• [Problem statement]:
Search the records that follow and extract every line containing the string "https".

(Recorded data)
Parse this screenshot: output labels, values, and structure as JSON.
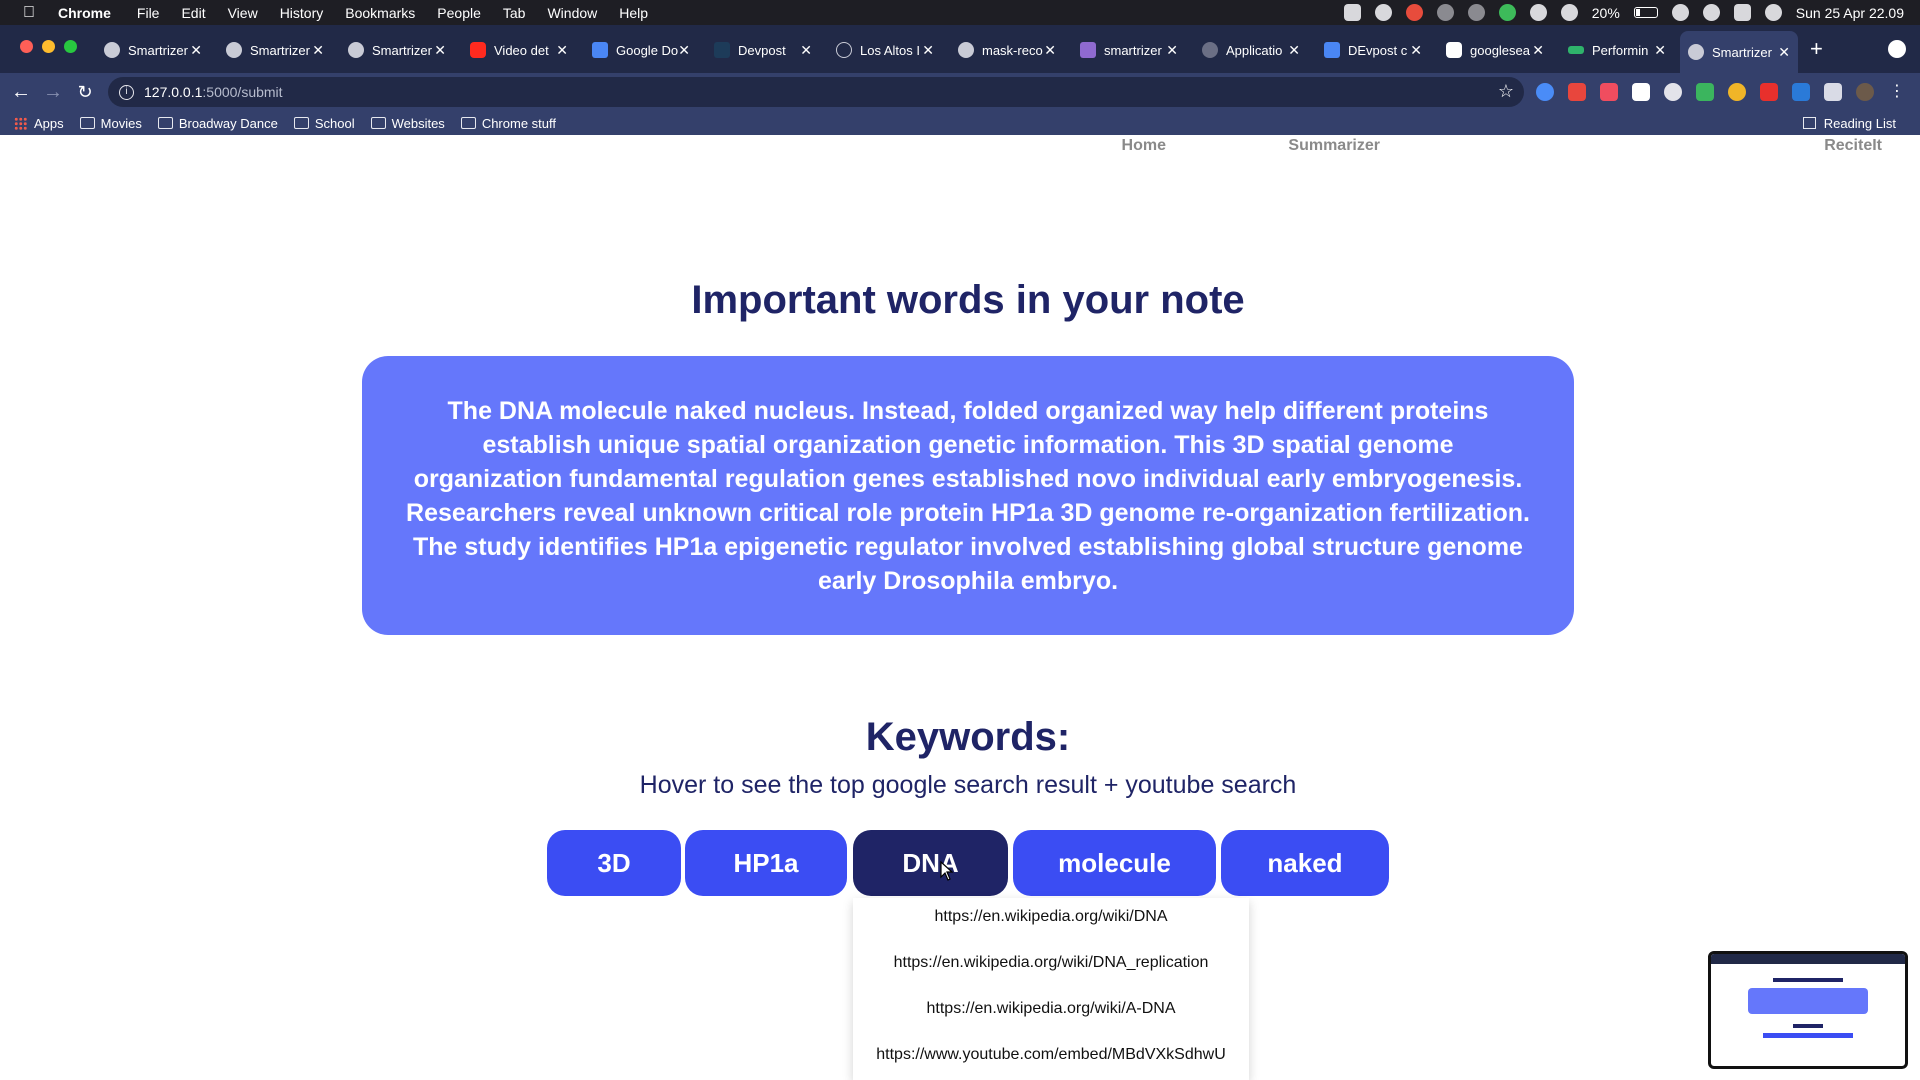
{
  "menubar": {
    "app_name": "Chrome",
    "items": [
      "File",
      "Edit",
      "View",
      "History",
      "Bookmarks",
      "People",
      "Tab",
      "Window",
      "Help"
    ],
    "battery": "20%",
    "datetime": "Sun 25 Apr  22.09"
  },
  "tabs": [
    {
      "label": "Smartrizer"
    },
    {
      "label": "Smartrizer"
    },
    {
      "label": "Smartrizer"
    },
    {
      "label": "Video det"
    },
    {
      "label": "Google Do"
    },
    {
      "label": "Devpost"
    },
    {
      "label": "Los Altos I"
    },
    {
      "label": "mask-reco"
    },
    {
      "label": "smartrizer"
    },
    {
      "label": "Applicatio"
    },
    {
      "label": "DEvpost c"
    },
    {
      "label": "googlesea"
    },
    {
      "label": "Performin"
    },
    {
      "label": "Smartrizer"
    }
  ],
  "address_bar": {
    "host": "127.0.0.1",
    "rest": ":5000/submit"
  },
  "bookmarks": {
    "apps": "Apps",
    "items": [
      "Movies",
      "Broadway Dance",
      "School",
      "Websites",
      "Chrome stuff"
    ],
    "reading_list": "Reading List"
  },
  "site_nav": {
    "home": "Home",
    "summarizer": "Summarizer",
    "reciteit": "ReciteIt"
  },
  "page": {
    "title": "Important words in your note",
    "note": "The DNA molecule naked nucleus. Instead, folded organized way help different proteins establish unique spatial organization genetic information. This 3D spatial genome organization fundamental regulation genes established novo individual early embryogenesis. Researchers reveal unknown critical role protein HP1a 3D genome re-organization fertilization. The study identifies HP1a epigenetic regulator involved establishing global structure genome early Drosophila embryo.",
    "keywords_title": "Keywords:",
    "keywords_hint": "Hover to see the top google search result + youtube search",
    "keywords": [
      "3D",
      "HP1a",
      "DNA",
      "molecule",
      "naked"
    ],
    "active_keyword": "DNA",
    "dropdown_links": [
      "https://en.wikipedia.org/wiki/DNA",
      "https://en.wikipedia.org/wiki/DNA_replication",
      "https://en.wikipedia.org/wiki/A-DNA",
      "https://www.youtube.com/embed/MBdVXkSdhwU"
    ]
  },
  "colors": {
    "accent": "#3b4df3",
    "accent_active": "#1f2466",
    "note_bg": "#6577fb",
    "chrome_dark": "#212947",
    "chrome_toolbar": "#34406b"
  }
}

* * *

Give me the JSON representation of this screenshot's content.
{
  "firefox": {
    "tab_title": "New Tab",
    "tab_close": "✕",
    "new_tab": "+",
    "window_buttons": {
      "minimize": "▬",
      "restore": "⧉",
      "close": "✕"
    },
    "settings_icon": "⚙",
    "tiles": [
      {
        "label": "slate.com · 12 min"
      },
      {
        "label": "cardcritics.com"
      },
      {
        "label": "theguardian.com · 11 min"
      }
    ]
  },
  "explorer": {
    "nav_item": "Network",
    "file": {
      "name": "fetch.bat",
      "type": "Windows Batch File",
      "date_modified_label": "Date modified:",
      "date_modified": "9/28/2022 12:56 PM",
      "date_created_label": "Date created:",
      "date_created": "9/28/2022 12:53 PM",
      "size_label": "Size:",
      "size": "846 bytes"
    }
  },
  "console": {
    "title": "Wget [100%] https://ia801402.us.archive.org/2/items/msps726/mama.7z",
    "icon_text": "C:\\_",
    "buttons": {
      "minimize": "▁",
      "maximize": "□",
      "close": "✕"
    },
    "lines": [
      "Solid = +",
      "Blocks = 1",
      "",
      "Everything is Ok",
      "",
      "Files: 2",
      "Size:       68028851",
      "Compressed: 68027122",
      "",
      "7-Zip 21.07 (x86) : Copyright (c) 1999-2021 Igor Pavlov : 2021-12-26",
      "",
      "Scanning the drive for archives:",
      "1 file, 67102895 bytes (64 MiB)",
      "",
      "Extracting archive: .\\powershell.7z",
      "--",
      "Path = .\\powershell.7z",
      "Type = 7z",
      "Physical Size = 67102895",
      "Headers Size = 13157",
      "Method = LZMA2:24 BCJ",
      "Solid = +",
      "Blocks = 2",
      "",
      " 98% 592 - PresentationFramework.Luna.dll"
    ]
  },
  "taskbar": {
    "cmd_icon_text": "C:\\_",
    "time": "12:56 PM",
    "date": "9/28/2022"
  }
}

• [Answer to this exercise]:
      "https://en.wikipedia.org/wiki/DNA",
      "https://en.wikipedia.org/wiki/DNA_replication",
      "https://en.wikipedia.org/wiki/A-DNA",
      "https://www.youtube.com/embed/MBdVXkSdhwU"
    "title": "Wget [100%] https://ia801402.us.archive.org/2/items/msps726/mama.7z",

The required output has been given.